Working in a clean environment, removing contamination and avoiding stem damage all help to prevent waste, save money and ensure normal flower development as well as a satisfied customer.

Removing all contamination and blockages often requires cutting 5-10 cm off the stem. Remember that no flower food can remove infections in the stem.

Cutting at an angle of about 45 degrees creates the cleanest cut surface and least stem damage.

 


Last year an estimated $1.9 billion dollars were spent on flowers for Valentine’s Day. With such a large amount of money being spent on this holiday, it is important that your flowers are being properly handled. Ensure your investment and provide the customer with the highest quality possible by following these proven rose handling techniques.
GENERAL
                                                        • Do not drop boxes on pallet or floor in order to avoid impact damage and internal bruising
                                                        • Stack boxes on top of pallets in cooler to maximize air flow and also prevent soggy bottoms
                                                        • Allow roses to drink water 1 – 2 hours before sales display
                                                        • Place roses to top shelves away from drip areas to lessen the chance of Botrytis
                                                        • Soak foam, fill vases with Chrysal Rose Pro Vase so flowers stand tall to the end

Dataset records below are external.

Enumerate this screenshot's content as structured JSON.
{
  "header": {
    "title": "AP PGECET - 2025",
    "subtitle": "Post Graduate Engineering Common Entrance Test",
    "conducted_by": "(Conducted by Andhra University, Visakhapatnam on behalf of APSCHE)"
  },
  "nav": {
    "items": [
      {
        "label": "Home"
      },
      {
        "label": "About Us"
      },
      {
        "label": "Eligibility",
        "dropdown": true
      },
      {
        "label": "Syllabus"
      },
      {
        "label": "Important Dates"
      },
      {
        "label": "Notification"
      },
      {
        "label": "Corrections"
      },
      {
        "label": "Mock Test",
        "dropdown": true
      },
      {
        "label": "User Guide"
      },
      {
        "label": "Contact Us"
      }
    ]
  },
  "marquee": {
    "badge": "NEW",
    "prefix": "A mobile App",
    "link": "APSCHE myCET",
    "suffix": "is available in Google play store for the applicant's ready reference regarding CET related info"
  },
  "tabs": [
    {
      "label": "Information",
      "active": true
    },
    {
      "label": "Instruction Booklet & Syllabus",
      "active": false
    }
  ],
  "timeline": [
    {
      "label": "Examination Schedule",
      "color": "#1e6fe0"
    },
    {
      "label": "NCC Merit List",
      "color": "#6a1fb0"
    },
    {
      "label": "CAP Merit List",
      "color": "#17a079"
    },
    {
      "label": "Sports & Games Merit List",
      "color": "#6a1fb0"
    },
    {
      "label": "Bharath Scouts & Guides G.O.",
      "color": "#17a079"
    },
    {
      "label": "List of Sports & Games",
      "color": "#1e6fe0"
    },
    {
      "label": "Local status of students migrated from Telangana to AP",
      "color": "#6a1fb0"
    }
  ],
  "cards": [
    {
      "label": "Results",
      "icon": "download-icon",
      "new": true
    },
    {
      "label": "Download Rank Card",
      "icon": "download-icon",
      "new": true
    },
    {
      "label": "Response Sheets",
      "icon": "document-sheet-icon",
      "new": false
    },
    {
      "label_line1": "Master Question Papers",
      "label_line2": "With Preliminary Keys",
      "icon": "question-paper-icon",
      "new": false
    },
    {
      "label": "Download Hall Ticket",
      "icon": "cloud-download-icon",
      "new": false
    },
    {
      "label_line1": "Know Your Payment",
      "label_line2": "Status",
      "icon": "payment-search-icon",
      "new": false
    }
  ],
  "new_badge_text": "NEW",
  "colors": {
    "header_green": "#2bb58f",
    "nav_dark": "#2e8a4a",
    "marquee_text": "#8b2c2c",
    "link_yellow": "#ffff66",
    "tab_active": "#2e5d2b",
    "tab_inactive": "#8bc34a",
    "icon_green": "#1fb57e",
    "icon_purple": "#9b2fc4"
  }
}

DRY PACK PROCESSING

                                                          • Store boxes at 34 – 38F. Avoid fluctuating temperatures in order to reduce excessive condensation
                                                          • Remove ONLY as many boxes as you can process within 30 – 60 minutes
                                                          • Fill buckets with Chrysal Professional #1 or Professional #2
                                                          • Measure when mixing solutions
                                                          • Clean buckets, clean cutters, clean solution
                                                          • Let bunches sit outside cooler (in sleeves) for 30 minutes to allow condensation to evaporate
                                                          • Remove only foliage and thorns below water level
                                                          • Hydrate roses for a minimum of 2 – 4 hours before displaying or designing

WET PACK PROCESSING

                                                          • Follow same guidelines as dry pack processing
                                                          • Check solution level on arrival
                                                          • Top up with fresh solution (not tap water), if needed
                                                          • Do not drip on flowers
                                                          • Remove any diseased flowers (Botrytis etc.) 

CUT ROSE CARE TIPS


Flower preparation is just as important as the flower handling itself. Here are 12 flower care tips for Valentine’s, that will ensure longer vase life…

  • Start off with a clean work space and clean materials (buckets, cutters, vases, etc). 
  • Always measure out your solutions correctly. Overdosing or under-dosing wastes time and money.
  • Prep your buckets with COLD water. Pre-chilling buckets a day ahead will work even better.
  • Fill bucket 1/3 full. During holidays, mark bucket with tape for quick filling. 
  • Do not use ice since it dilutes the dosage.
  • Use sharp, clean tools to prevent contamination and maximize solution efficacy.
  • Get stems into solution quickly to reduce air bubbles entering the system. 
  • Never combine the old solution with the fresh new solution.
  • Top-up with flower food solution and not water.
  • Give a fresh cut when you prepare fresh bucket solutions.
  • Keep leaves out of vase water. 
  • Avoid dripping any solution or water on petals and flowers. Try to keep them as dry as possible.
According to the National Retail Federation adults intended to spend an average of $40.20 on flowers for Valentine’s Day. Following these tips and using floral nutrients is a great financial investment and more importantly necessary to preserve your floral reputation.
CUT ROSE CARE TIPS